- Nadel S. Treatment of meningococcal disease. J Adolescent Health. 2016;59:521-8.
- Tristram S, Jacobs MR, Appelbaum PC. Antimicrobial resistance in Haemophilus influenza. Clin Microbiol Rev. 2007;20:368-89.
- Hasegawa K, Kobayashi R, Takada E, et al. High prevalence of type b β-lactamase-non-producing ampicillin resistant Haemophilus influenzae in meningitis: the situation in Japan where Hib vaccine has not been introduced. J Antimicrobial Chemother. 2006;57:1077-82.
- Polat M, Kara SS, Tapisiz A, et al. Successful treatment of refractory Listeria meningitis and bacteremia with trimethoprim-sulfamethoxazole in an immunocompetent child. Turk J Pediatr. 2016;58:220-2.
- Arnold C. Fungal meningitis outbreak affects over 700. Lancet Neurol. 2013;12:429-30.
- Kainer MA, Reagan DR, Nguyen DB, et al. Fungal infections associated with contaminated methylprednisolone in Tennessee. New Eng J Med. 2012;367:2194-203.
- Charalambous LT, Premji A, Tybout C, et al. Prevalence healthcare resource utilization and overall burden of fungal meningitis in the United States. J Med Microbiol. 2018;67:215-27.
- Abassi M, Boulware DR, Rhein J. Cryptococcal meningitis: Diagnosis and management update. Curr Trop Med Rep. 2015;2:90-9.
- Newsome J, Nguyen D. Cryptococcal meningitis caused by Cryptococcus neoformans is an immunocompetent soldier. Military Med. 2014;179:e1059-61.
- Davis JA, Costello DJ, Venna N. Laboratory investigation of fungal infections of the central nervous system. Neurol India. 2007;55:233-40.

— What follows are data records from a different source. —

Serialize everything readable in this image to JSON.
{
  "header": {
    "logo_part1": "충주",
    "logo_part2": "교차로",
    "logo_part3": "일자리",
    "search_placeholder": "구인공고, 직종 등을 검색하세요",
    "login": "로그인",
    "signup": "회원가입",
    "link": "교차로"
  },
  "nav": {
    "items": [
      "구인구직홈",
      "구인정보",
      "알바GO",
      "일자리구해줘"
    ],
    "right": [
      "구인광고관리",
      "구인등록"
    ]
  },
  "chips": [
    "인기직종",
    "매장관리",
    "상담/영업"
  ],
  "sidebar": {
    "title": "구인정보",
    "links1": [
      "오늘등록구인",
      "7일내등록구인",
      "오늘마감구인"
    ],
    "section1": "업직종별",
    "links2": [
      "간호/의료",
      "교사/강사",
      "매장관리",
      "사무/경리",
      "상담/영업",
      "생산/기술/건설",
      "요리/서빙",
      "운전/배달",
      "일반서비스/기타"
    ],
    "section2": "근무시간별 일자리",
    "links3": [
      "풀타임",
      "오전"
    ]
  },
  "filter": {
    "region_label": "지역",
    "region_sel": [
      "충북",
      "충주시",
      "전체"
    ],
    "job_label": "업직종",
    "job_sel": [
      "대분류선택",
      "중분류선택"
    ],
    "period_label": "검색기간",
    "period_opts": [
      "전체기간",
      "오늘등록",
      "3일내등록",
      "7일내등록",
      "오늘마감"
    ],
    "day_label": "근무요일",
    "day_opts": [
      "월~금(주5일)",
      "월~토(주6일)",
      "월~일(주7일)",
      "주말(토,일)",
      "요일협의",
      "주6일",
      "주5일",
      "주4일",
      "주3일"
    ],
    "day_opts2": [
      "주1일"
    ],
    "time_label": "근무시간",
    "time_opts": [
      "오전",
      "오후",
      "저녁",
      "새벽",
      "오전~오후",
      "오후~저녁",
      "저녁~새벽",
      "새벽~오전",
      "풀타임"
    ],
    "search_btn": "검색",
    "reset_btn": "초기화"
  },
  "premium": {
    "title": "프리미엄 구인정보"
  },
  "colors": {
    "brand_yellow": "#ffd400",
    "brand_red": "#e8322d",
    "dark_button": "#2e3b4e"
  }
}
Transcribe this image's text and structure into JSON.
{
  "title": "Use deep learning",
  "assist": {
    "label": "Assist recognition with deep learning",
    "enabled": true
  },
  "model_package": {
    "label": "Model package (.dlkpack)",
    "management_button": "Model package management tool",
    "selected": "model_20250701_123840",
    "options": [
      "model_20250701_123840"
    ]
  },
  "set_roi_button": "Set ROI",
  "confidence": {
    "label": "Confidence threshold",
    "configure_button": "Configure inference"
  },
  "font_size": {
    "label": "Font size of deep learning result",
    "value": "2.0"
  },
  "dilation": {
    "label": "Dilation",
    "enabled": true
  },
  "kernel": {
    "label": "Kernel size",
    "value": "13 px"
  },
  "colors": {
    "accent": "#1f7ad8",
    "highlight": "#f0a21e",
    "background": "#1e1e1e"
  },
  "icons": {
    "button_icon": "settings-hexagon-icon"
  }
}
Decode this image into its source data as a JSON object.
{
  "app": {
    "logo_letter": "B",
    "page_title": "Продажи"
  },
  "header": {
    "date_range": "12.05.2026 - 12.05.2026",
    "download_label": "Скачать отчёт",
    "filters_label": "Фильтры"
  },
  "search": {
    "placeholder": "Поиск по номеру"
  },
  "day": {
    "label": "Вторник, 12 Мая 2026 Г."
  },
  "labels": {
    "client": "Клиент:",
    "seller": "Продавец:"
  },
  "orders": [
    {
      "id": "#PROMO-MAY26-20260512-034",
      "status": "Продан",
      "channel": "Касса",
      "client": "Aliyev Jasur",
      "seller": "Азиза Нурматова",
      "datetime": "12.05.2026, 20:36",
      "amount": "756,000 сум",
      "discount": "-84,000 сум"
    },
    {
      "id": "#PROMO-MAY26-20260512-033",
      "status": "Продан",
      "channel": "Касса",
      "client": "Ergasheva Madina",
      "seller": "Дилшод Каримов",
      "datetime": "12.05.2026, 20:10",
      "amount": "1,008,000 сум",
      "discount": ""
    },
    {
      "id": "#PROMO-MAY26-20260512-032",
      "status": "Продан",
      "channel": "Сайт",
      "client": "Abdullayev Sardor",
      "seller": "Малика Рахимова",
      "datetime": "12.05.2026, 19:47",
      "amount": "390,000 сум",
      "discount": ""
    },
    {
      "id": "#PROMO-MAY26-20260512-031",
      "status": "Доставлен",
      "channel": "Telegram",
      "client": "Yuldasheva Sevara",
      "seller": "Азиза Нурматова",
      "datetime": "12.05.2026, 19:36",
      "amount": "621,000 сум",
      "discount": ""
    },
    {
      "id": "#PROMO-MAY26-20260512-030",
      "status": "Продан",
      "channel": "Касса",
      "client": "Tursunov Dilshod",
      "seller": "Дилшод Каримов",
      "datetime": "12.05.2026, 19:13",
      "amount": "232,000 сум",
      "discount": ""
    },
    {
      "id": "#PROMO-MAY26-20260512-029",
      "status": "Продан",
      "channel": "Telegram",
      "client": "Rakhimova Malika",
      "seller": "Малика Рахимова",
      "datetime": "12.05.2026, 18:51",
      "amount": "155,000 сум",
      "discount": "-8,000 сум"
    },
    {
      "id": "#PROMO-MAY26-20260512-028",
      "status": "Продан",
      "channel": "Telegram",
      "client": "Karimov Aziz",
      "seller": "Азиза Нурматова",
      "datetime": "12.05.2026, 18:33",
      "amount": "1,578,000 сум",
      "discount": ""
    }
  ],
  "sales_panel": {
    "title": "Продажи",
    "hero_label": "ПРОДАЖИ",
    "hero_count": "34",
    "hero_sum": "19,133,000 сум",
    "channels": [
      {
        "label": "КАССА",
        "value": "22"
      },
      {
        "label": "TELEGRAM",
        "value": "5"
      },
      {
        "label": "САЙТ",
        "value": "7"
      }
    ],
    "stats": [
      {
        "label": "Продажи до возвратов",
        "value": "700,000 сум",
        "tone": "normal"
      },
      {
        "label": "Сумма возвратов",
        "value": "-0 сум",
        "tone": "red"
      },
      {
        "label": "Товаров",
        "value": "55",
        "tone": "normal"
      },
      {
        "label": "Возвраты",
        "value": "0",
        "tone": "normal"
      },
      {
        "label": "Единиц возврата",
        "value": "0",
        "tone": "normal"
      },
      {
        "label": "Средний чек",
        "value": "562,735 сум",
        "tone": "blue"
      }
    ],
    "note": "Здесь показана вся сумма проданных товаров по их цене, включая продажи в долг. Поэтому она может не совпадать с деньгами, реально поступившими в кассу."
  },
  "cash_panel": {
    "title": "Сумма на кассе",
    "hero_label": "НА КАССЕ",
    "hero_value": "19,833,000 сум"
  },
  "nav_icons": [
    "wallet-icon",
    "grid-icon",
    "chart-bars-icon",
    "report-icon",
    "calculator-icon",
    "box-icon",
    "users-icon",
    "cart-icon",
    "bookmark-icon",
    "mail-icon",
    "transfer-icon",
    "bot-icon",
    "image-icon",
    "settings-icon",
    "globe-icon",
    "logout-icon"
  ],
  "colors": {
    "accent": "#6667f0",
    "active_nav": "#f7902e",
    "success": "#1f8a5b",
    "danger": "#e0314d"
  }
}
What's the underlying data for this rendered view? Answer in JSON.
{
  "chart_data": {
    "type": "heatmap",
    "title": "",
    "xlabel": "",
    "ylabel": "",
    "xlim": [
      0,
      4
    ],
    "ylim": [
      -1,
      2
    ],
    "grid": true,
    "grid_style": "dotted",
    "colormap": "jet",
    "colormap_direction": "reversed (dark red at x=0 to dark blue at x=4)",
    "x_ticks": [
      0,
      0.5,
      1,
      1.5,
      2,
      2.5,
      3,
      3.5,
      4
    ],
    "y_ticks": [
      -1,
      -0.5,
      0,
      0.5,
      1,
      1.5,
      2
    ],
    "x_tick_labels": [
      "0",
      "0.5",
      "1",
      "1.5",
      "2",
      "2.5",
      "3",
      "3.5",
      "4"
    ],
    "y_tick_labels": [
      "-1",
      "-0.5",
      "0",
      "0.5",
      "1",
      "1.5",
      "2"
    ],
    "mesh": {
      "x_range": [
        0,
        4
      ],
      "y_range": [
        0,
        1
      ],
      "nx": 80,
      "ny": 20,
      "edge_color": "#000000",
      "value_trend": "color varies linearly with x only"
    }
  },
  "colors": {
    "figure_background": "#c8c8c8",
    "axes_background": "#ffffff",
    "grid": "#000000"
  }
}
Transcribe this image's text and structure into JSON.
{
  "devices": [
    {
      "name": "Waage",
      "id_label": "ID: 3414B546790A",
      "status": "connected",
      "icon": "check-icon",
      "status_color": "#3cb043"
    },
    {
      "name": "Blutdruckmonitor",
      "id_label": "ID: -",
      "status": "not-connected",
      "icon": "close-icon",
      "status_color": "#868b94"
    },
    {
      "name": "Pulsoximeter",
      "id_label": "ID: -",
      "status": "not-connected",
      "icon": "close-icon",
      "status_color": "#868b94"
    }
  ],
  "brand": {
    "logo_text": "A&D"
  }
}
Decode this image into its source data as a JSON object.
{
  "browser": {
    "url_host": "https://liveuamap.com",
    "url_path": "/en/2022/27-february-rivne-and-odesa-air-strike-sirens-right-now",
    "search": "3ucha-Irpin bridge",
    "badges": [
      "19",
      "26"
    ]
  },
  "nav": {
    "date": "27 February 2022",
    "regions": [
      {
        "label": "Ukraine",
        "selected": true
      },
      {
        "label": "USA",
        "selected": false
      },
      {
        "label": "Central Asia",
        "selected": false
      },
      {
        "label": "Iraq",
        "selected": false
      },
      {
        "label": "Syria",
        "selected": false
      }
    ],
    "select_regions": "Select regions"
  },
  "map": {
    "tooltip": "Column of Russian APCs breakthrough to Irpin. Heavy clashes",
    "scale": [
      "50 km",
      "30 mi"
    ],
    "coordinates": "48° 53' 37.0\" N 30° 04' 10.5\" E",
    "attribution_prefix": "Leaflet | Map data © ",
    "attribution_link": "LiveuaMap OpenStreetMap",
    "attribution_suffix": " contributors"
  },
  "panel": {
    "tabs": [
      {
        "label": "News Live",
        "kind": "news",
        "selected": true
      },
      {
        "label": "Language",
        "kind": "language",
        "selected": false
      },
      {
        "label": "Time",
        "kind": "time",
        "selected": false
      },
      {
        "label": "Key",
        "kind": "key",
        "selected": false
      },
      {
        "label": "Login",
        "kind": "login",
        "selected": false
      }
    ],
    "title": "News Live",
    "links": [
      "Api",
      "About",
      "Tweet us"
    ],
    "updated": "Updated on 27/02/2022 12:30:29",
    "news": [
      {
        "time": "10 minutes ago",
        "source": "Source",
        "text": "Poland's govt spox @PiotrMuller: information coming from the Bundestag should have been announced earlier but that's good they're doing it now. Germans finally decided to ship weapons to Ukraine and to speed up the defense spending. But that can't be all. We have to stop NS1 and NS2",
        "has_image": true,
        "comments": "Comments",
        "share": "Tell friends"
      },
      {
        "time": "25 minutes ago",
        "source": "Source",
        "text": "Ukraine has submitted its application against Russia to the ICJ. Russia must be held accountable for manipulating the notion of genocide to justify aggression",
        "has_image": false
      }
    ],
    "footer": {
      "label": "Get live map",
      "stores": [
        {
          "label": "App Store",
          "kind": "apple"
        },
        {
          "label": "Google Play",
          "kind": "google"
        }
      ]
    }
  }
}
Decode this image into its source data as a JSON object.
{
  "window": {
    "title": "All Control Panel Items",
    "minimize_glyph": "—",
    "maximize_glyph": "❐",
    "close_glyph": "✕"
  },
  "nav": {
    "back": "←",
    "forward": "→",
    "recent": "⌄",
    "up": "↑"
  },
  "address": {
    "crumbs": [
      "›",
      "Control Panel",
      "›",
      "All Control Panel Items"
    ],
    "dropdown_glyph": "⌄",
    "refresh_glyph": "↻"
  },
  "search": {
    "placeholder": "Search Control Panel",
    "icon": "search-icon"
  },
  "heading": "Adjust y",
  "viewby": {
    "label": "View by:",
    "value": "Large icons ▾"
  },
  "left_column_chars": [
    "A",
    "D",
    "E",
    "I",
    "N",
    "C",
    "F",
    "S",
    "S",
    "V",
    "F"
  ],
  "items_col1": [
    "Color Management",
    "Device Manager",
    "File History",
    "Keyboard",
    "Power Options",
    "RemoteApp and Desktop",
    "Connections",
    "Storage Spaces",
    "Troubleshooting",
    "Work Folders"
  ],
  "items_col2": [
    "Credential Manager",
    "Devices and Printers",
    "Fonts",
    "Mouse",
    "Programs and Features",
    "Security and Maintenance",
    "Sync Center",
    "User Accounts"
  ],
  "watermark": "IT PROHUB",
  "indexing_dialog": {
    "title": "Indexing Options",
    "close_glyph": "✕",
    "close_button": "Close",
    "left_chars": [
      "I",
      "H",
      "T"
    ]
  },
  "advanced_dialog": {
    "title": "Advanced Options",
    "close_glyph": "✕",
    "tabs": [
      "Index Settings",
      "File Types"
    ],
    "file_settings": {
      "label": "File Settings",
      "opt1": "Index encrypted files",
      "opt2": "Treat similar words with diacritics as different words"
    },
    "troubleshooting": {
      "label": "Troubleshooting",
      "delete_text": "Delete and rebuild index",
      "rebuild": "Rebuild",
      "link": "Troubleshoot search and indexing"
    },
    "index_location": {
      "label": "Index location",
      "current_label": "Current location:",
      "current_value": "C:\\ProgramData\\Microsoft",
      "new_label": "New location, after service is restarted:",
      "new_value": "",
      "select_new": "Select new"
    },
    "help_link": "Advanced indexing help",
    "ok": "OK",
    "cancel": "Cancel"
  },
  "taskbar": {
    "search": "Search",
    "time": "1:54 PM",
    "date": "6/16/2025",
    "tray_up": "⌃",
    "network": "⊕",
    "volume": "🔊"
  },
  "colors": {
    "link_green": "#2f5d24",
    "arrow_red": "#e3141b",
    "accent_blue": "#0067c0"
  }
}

- Jarvis JN, Meintjes G, Rebe K, et al. Adjunctive interferon-γ immunotherapy for the treatment of HIV-associated cryptococcal meningitis: a randomized controlled trial. AIDS. 2012;26:1105-13.